San Francisco's police department has been underreporting the number of Latinos and Asian Americans who have been arrested for more than a decade by classifying them as members of other ethnic groups, according to the San Francisco Bay Citizen.
The city's police counted many Latinos that had been arrested as "white" and many of the Asian-Americans arrestees as "other," junking up the official stats. The city has been long criticized for racially profiling blacks, and the fake numbers make it appear that the disparity in arrest rates between blacks and whites less stark. The report said that while only six percent of the city's population was black, African Americans make up 40 percent of all arrests there.
Police officials blamed the misclassification on a decades-old computers system only allows officers to categorize people who arrested as black, white or other.
Albert Samaha of San Francisco Weekly said the dramatic overrepresentation of blacks among the city's arrestees reflects a similar overrepresentation in the city's gang stats. The city reported that 59 percent of all gang members there were black, even though blacks made up only 20 percent of gang members throughout the state and no other California country said that blacks made up more than 29 percent of street gangs.
The revelation comes not longer after the city's mayor, Ed Lee, said he was no longer considering implementing a stop-and-frisk policy, which would allow police officers in high-crime neighborhoods to detain and search people deemed to be suspicious.

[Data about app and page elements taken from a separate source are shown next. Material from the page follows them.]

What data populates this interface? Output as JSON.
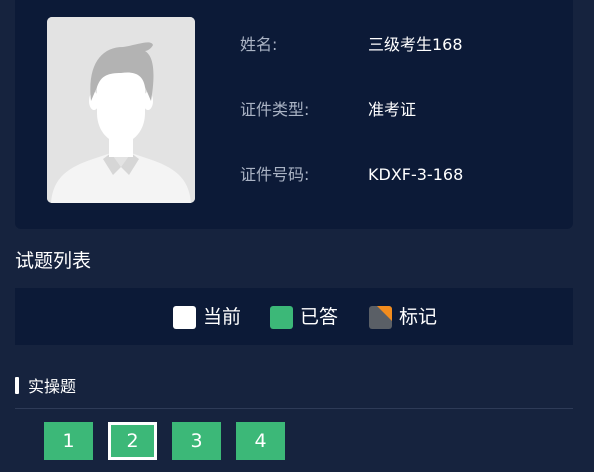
{
  "candidate": {
    "name_label": "姓名:",
    "name_value": "三级考生168",
    "id_type_label": "证件类型:",
    "id_type_value": "准考证",
    "id_number_label": "证件号码:",
    "id_number_value": "KDXF-3-168"
  },
  "question_list": {
    "title": "试题列表",
    "legend": {
      "current": "当前",
      "answered": "已答",
      "marked": "标记"
    },
    "sections": [
      {
        "title": "实操题",
        "questions": [
          {
            "number": "1",
            "state": "answered"
          },
          {
            "number": "2",
            "state": "current"
          },
          {
            "number": "3",
            "state": "answered"
          },
          {
            "number": "4",
            "state": "answered"
          }
        ]
      }
    ]
  },
  "colors": {
    "background": "#16233e",
    "panel": "#0c1a37",
    "answered": "#3cb878",
    "marked_corner": "#f28c1e",
    "marked_base": "#5a5f66",
    "current": "#ffffff"
  },
  "icons": {
    "photo": "user-avatar-placeholder-icon"
  }
}
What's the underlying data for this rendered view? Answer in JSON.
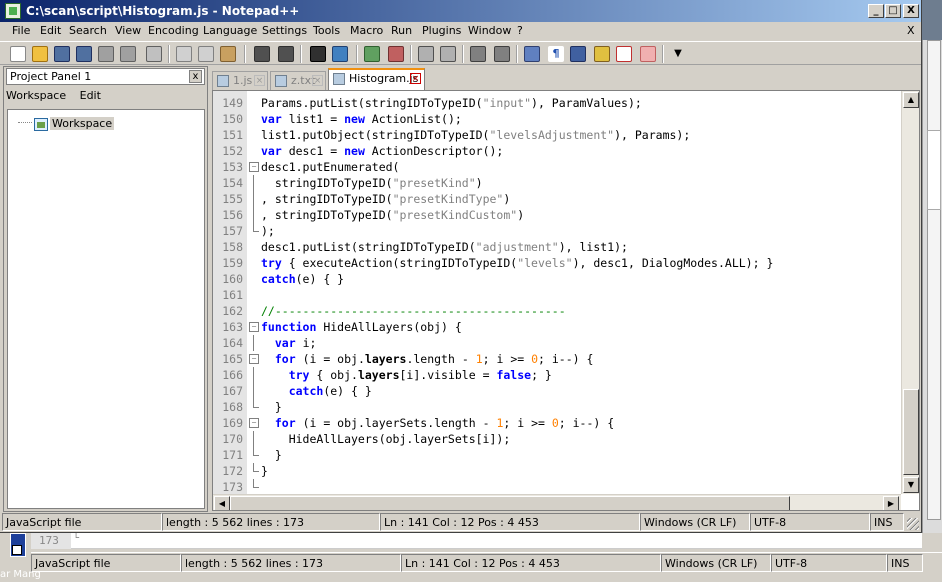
{
  "window": {
    "title": "C:\\scan\\script\\Histogram.js - Notepad++",
    "controls": {
      "minimize": "_",
      "maximize": "□",
      "close": "X"
    }
  },
  "menu": {
    "items": [
      {
        "label": "File"
      },
      {
        "label": "Edit"
      },
      {
        "label": "Search"
      },
      {
        "label": "View"
      },
      {
        "label": "Encoding"
      },
      {
        "label": "Language"
      },
      {
        "label": "Settings"
      },
      {
        "label": "Tools"
      },
      {
        "label": "Macro"
      },
      {
        "label": "Run"
      },
      {
        "label": "Plugins"
      },
      {
        "label": "Window"
      },
      {
        "label": "?"
      }
    ],
    "close_doc": "X"
  },
  "toolbar": {
    "icons": [
      "new-icon",
      "open-icon",
      "save-icon",
      "save-all-icon",
      "close-icon",
      "close-all-icon",
      "print-icon",
      "cut-icon",
      "copy-icon",
      "paste-icon",
      "undo-icon",
      "redo-icon",
      "find-icon",
      "replace-icon",
      "zoom-in-icon",
      "zoom-out-icon",
      "sync-v-icon",
      "sync-h-icon",
      "word-wrap-icon",
      "all-chars-icon",
      "indent-guide-icon",
      "user-lang-icon",
      "doc-map-icon",
      "function-list-icon",
      "folder-workspace-icon",
      "monitor-icon",
      "more-icon"
    ]
  },
  "project_panel": {
    "title": "Project Panel 1",
    "close": "x",
    "menu": [
      "Workspace",
      "Edit"
    ],
    "tree": [
      {
        "label": "Workspace"
      }
    ]
  },
  "tabs": [
    {
      "label": "1.js",
      "active": false
    },
    {
      "label": "z.txt",
      "active": false
    },
    {
      "label": "Histogram.js",
      "active": true
    }
  ],
  "editor": {
    "lines": [
      {
        "n": "149",
        "fold": "",
        "code": [
          [
            "cl",
            "Params.putList(stringIDToTypeID("
          ],
          [
            "str",
            "\"input\""
          ],
          [
            "cl",
            "), ParamValues);"
          ]
        ]
      },
      {
        "n": "150",
        "fold": "",
        "code": [
          [
            "kw",
            "var"
          ],
          [
            "cl",
            " list1 = "
          ],
          [
            "kw",
            "new"
          ],
          [
            "cl",
            " ActionList();"
          ]
        ]
      },
      {
        "n": "151",
        "fold": "",
        "code": [
          [
            "cl",
            "list1.putObject(stringIDToTypeID("
          ],
          [
            "str",
            "\"levelsAdjustment\""
          ],
          [
            "cl",
            "), Params);"
          ]
        ]
      },
      {
        "n": "152",
        "fold": "",
        "code": [
          [
            "kw",
            "var"
          ],
          [
            "cl",
            " desc1 = "
          ],
          [
            "kw",
            "new"
          ],
          [
            "cl",
            " ActionDescriptor();"
          ]
        ]
      },
      {
        "n": "153",
        "fold": "box",
        "code": [
          [
            "cl",
            "desc1.putEnumerated("
          ]
        ]
      },
      {
        "n": "154",
        "fold": "vl",
        "code": [
          [
            "cl",
            "  stringIDToTypeID("
          ],
          [
            "str",
            "\"presetKind\""
          ],
          [
            "cl",
            ")"
          ]
        ]
      },
      {
        "n": "155",
        "fold": "vl",
        "code": [
          [
            "cl",
            ", stringIDToTypeID("
          ],
          [
            "str",
            "\"presetKindType\""
          ],
          [
            "cl",
            ")"
          ]
        ]
      },
      {
        "n": "156",
        "fold": "vl",
        "code": [
          [
            "cl",
            ", stringIDToTypeID("
          ],
          [
            "str",
            "\"presetKindCustom\""
          ],
          [
            "cl",
            ")"
          ]
        ]
      },
      {
        "n": "157",
        "fold": "end",
        "code": [
          [
            "cl",
            ");"
          ]
        ]
      },
      {
        "n": "158",
        "fold": "",
        "code": [
          [
            "cl",
            "desc1.putList(stringIDToTypeID("
          ],
          [
            "str",
            "\"adjustment\""
          ],
          [
            "cl",
            "), list1);"
          ]
        ]
      },
      {
        "n": "159",
        "fold": "",
        "code": [
          [
            "kw",
            "try"
          ],
          [
            "cl",
            " { executeAction(stringIDToTypeID("
          ],
          [
            "str",
            "\"levels\""
          ],
          [
            "cl",
            "), desc1, DialogModes.ALL); }"
          ]
        ]
      },
      {
        "n": "160",
        "fold": "",
        "code": [
          [
            "kw",
            "catch"
          ],
          [
            "cl",
            "(e) { }"
          ]
        ]
      },
      {
        "n": "161",
        "fold": "",
        "code": [
          [
            "cl",
            ""
          ]
        ]
      },
      {
        "n": "162",
        "fold": "",
        "code": [
          [
            "cm",
            "//------------------------------------------"
          ]
        ]
      },
      {
        "n": "163",
        "fold": "box",
        "code": [
          [
            "kw",
            "function"
          ],
          [
            "cl",
            " HideAllLayers(obj) {"
          ]
        ]
      },
      {
        "n": "164",
        "fold": "vl",
        "code": [
          [
            "cl",
            "  "
          ],
          [
            "kw",
            "var"
          ],
          [
            "cl",
            " i;"
          ]
        ]
      },
      {
        "n": "165",
        "fold": "box",
        "code": [
          [
            "cl",
            "  "
          ],
          [
            "kw",
            "for"
          ],
          [
            "cl",
            " (i = obj."
          ],
          [
            "pr",
            "layers"
          ],
          [
            "cl",
            ".length - "
          ],
          [
            "nm",
            "1"
          ],
          [
            "cl",
            "; i >= "
          ],
          [
            "nm",
            "0"
          ],
          [
            "cl",
            "; i--) {"
          ]
        ]
      },
      {
        "n": "166",
        "fold": "vl",
        "code": [
          [
            "cl",
            "    "
          ],
          [
            "kw",
            "try"
          ],
          [
            "cl",
            " { obj."
          ],
          [
            "pr",
            "layers"
          ],
          [
            "cl",
            "[i].visible = "
          ],
          [
            "kw",
            "false"
          ],
          [
            "cl",
            "; }"
          ]
        ]
      },
      {
        "n": "167",
        "fold": "vl",
        "code": [
          [
            "cl",
            "    "
          ],
          [
            "kw",
            "catch"
          ],
          [
            "cl",
            "(e) { }"
          ]
        ]
      },
      {
        "n": "168",
        "fold": "end",
        "code": [
          [
            "cl",
            "  }"
          ]
        ]
      },
      {
        "n": "169",
        "fold": "box",
        "code": [
          [
            "cl",
            "  "
          ],
          [
            "kw",
            "for"
          ],
          [
            "cl",
            " (i = obj.layerSets.length - "
          ],
          [
            "nm",
            "1"
          ],
          [
            "cl",
            "; i >= "
          ],
          [
            "nm",
            "0"
          ],
          [
            "cl",
            "; i--) {"
          ]
        ]
      },
      {
        "n": "170",
        "fold": "vl",
        "code": [
          [
            "cl",
            "    HideAllLayers(obj.layerSets[i]);"
          ]
        ]
      },
      {
        "n": "171",
        "fold": "end",
        "code": [
          [
            "cl",
            "  }"
          ]
        ]
      },
      {
        "n": "172",
        "fold": "end",
        "code": [
          [
            "cl",
            "}"
          ]
        ]
      },
      {
        "n": "173",
        "fold": "end",
        "code": [
          [
            "cl",
            ""
          ]
        ]
      }
    ]
  },
  "status": {
    "type": "JavaScript file",
    "length": "length : 5 562    lines : 173",
    "pos": "Ln : 141    Col : 12    Pos : 4 453",
    "eol": "Windows (CR LF)",
    "encoding": "UTF-8",
    "mode": "INS"
  },
  "background_window": {
    "gutter_line": "173",
    "status": {
      "type": "JavaScript file",
      "length": "length : 5 562    lines : 173",
      "pos": "Ln : 141    Col : 12    Pos : 4 453",
      "eol": "Windows (CR LF)",
      "encoding": "UTF-8",
      "mode": "INS"
    },
    "desktop_label": "ar Mang"
  }
}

Critics complain that stop-and-frisk policies violate constitutional rights forbidding illegal search and seizure and that they are tantamount to racial profiling.
A study on New York City's stop-and-frisk policy found that nearly 90 percent of the 678,000 people who were detained were black or Latino, even though very few stops resulted in arrests and white men were more likely to be found carrying drugs and weapons.